When testing an asymptomatic person in a community setting for COVID-19, the health care provider generally can interpret a positive antigen test to indicate that the person is infected with SARS-CoV-2; this person should follow CDC’s updated guidance for isolation https://www.cdc.gov/media/releases/2021/s1227-isolation- quarantine-guidance.html A positive antigen test result from an asymptomatic person may need confirmatory testing if the person has a low likelihood of SARS-CoV-2 infection. For example, a low likelihood of SARS-CoV-2 infection would be a person who has had no known exposure to a person with COVID-19 within the last 14 days and lives in a community with low transmission, is fully vaccinated and/or has had a SARS-CoV-2 infection in the last 3 months.
When testing an asymptomatic person for COVID-19, the health care provider generally can interpret a negative antigen result to indicate that a SARS-CoV-2 infection is not present. However, a negative antigen test result may need confirmatory testing utilizing a laboratory-based NAAT if that asymptomatic person has a high likelihood of SARS-CoV-2 infection, such as a person who has had close contact or suspected exposure to COVID-19 within the last 14 days.
An asymptomatic person who has received a negative antigen test result should follow CDC’s updated guidance for quarantine https://www.cdc.gov/media/releases/2021/s1227-isolation-quarantine-guidance.html if they have had close contact or suspected exposure to a person with COVID-19 within the last 14 days.
Utilizing Antigen Tests in Combination with Quarantine:
Quarantine requirements are dependent upon COVID-19 vaccination and booster status. Diagnostic testing should be utilized in combination with these measures.
- Quarantine of unvaccinated close contacts: For people who are unvaccinated or are more than 6 months out from their second mRNA dose (or more than 2 months after J&J) and not yet boosted, CDC now recommends a quarantine period of 5 days followed by strict mask use for an additional 5 days. Alternatively, if a 5-day quarantine is not feasible, it is imperative that an exposed person wear a mask for 10 days after exposure.

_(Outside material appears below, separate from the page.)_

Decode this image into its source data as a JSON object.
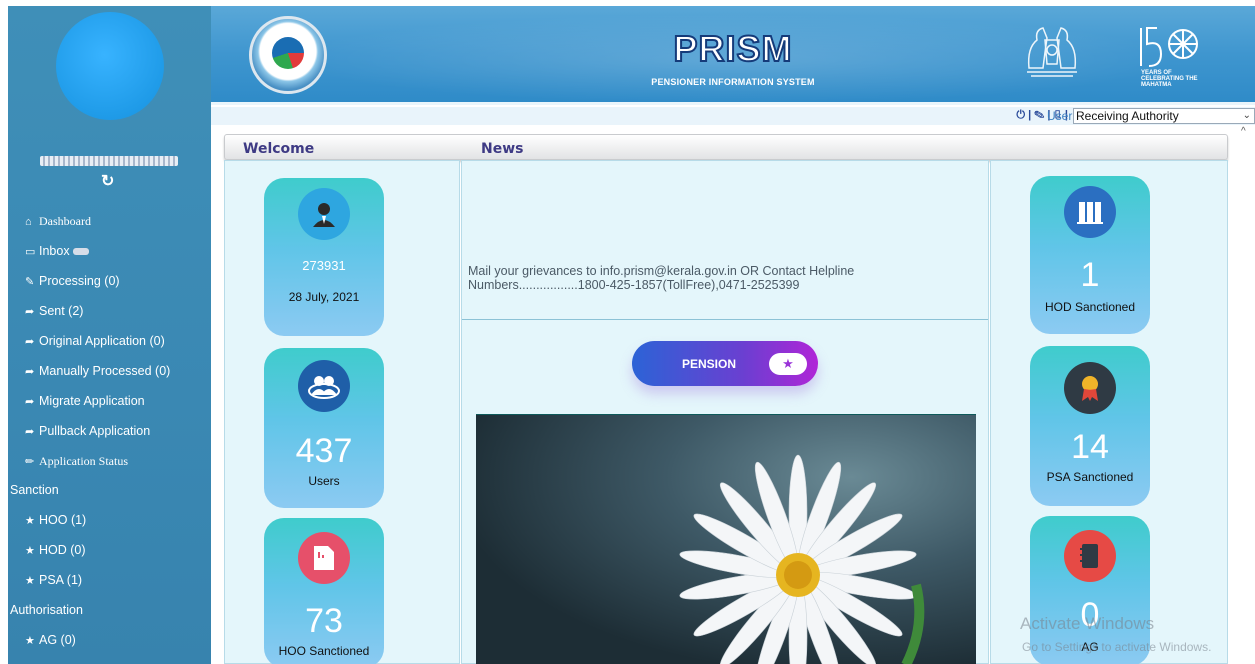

- Quarantine of fully vaccinated close contacts: Persons who have completed the primary series of Pfizer or Moderna vaccine within the past 6 months or completed the J&J within the past 2 months, or those who have received their booster shot do not need to quarantine following an exposure to COVID-19. However, the following must still occur:
- Wear a mask around others for 10 days after known exposure.
- Be tested for COVID-19 on day 5, if possible.
- If symptoms develop, immediately self-isolate and get tested for COVID-19.
Nevada Administrative Code 441A:
According to Nevada Administrative Code (NAC) 441A.230, it is the duty of the health care provider to report a case or a suspected case to the public health authority. The report must include:
- The communicable disease or suspected communicable disease.
- The name, address and, if available, telephone number of the case or suspected case.
- The name, address and telephone number of the health care provider making the report.
- The occupation, employer, age, sex, race and date of birth of the case or suspected case, if available.
- The date of diagnosis of the communicable disease.
- The date of onset of the communicable disease, if available.
- Any other information requested by the health authority, if available. (For example, an if an email address is available, it is helpful include in the report.)
The Nevada Division of Public and Behavioral Health (DPBH), Office of Public Health Investigation and
Epidemiology (OPHIE) team will assist in onboarding laboratories and testing entities. Before testing begins, OPHIE should be contacted at email@example.com to start the process. Labs with HL7 capability should plan to report laboratory results through the electronic laboratory reporting (ELR) system. OPHIE will provide instructions on the best alternative mechanism to report for entities without HL7 capability.